Q: Is that what makes the monster come alive?

CAMERON: That's the thing that brings all the electricity from the thunder storms going on overhead and channels it down into him, yes.

Q: Do you have any colorful sets?

CAMERON: Well, have you seen the trailer they put together at all? The ballroom is... there are several sets like the ballroom, sort of a lot of swirling of color and ripples, and mirrors and candles. But again, it's a kind of controlled color palette. It's more like a Velasquez than a Van Gogh.

Q: How closely do you actually work with ILM?

CAMERON: Really closely. Really closely. For example, this set we're on was used a couple of weeks ago for the upside down scene – this is the ceiling – and Dracula rises out of his coffin and walks across the floor, walks up the 60 foot column, and comes on the scene where the brides are hanging upside down. There were wires, and so the brides and Dracula were hanging upside down for real. You could do that digitally, but it somehow looks much better when you've real hair hanging, real skin, and so on. Gravity's actually working when you hang the real actors upside down. But in the transition, in the big, wide shot of the set, is going to be an ILM creation with digital characters. But the close up stuff is my sets.

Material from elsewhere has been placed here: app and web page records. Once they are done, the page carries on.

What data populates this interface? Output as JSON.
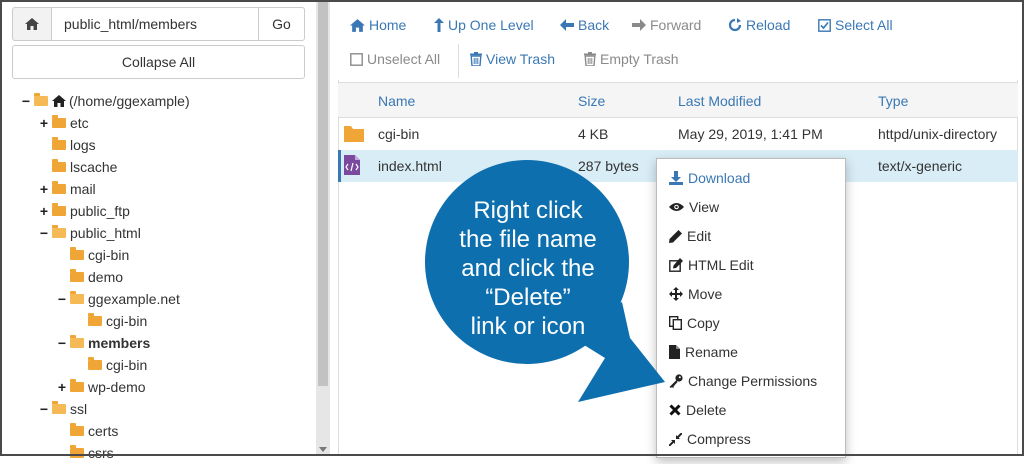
{
  "path_bar": {
    "value": "public_html/members",
    "go_label": "Go"
  },
  "collapse_label": "Collapse All",
  "tree": [
    {
      "label": "(/home/ggexample)",
      "toggle": "−",
      "home": true
    },
    {
      "label": "etc",
      "toggle": "+"
    },
    {
      "label": "logs",
      "toggle": ""
    },
    {
      "label": "lscache",
      "toggle": ""
    },
    {
      "label": "mail",
      "toggle": "+"
    },
    {
      "label": "public_ftp",
      "toggle": "+"
    },
    {
      "label": "public_html",
      "toggle": "−"
    },
    {
      "label": "cgi-bin",
      "toggle": ""
    },
    {
      "label": "demo",
      "toggle": ""
    },
    {
      "label": "ggexample.net",
      "toggle": "−"
    },
    {
      "label": "cgi-bin",
      "toggle": ""
    },
    {
      "label": "members",
      "toggle": "−",
      "bold": true
    },
    {
      "label": "cgi-bin",
      "toggle": ""
    },
    {
      "label": "wp-demo",
      "toggle": "+"
    },
    {
      "label": "ssl",
      "toggle": "−"
    },
    {
      "label": "certs",
      "toggle": ""
    },
    {
      "label": "csrs",
      "toggle": ""
    }
  ],
  "toolbar": {
    "home": "Home",
    "up_one_level": "Up One Level",
    "back": "Back",
    "forward": "Forward",
    "reload": "Reload",
    "select_all": "Select All",
    "unselect_all": "Unselect All",
    "view_trash": "View Trash",
    "empty_trash": "Empty Trash"
  },
  "table": {
    "headers": {
      "name": "Name",
      "size": "Size",
      "modified": "Last Modified",
      "type": "Type"
    },
    "rows": [
      {
        "name": "cgi-bin",
        "size": "4 KB",
        "modified": "May 29, 2019, 1:41 PM",
        "type": "httpd/unix-directory"
      },
      {
        "name": "index.html",
        "size": "287 bytes",
        "modified": "",
        "type": "text/x-generic"
      }
    ]
  },
  "context_menu": {
    "download": "Download",
    "view": "View",
    "edit": "Edit",
    "html_edit": "HTML Edit",
    "move": "Move",
    "copy": "Copy",
    "rename": "Rename",
    "change_permissions": "Change Permissions",
    "delete": "Delete",
    "compress": "Compress"
  },
  "callout": {
    "lines": [
      "Right click",
      "the file name",
      "and click the",
      "“Delete”",
      "link or icon"
    ]
  },
  "colors": {
    "link": "#3a78b5",
    "selected_row": "#d9edf7",
    "callout": "#0e6fae",
    "folder": "#f0a637"
  }
}
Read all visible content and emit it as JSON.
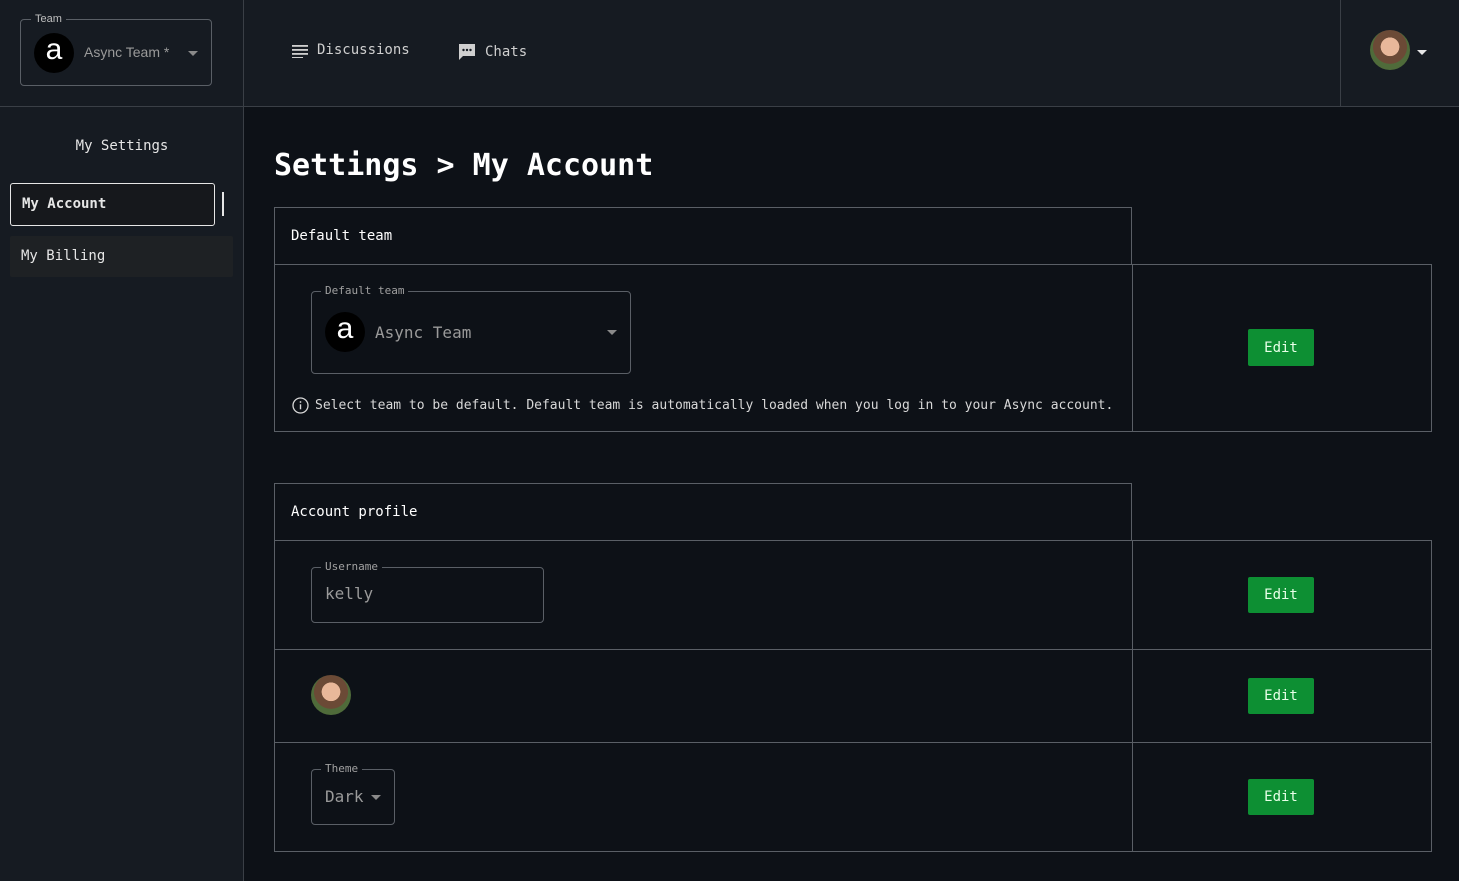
{
  "sidebar": {
    "team_legend": "Team",
    "team_name": "Async Team *",
    "team_logo_letter": "a",
    "section_title": "My Settings",
    "items": [
      {
        "label": "My Account",
        "active": true
      },
      {
        "label": "My Billing",
        "active": false
      }
    ]
  },
  "topnav": {
    "discussions": "Discussions",
    "chats": "Chats"
  },
  "page": {
    "title": "Settings > My Account"
  },
  "default_team_section": {
    "header": "Default team",
    "field_legend": "Default team",
    "logo_letter": "a",
    "value": "Async Team",
    "helper": "Select team to be default. Default team is automatically loaded when you log in to your Async account.",
    "edit_label": "Edit"
  },
  "account_profile_section": {
    "header": "Account profile",
    "username_legend": "Username",
    "username_value": "kelly",
    "username_edit": "Edit",
    "avatar_edit": "Edit",
    "theme_legend": "Theme",
    "theme_value": "Dark",
    "theme_edit": "Edit"
  },
  "colors": {
    "background": "#0d1117",
    "panel": "#161b22",
    "accent_green": "#0d8f33"
  }
}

So I work with ILM because obviously they have to create the wide shot based on what I've designed.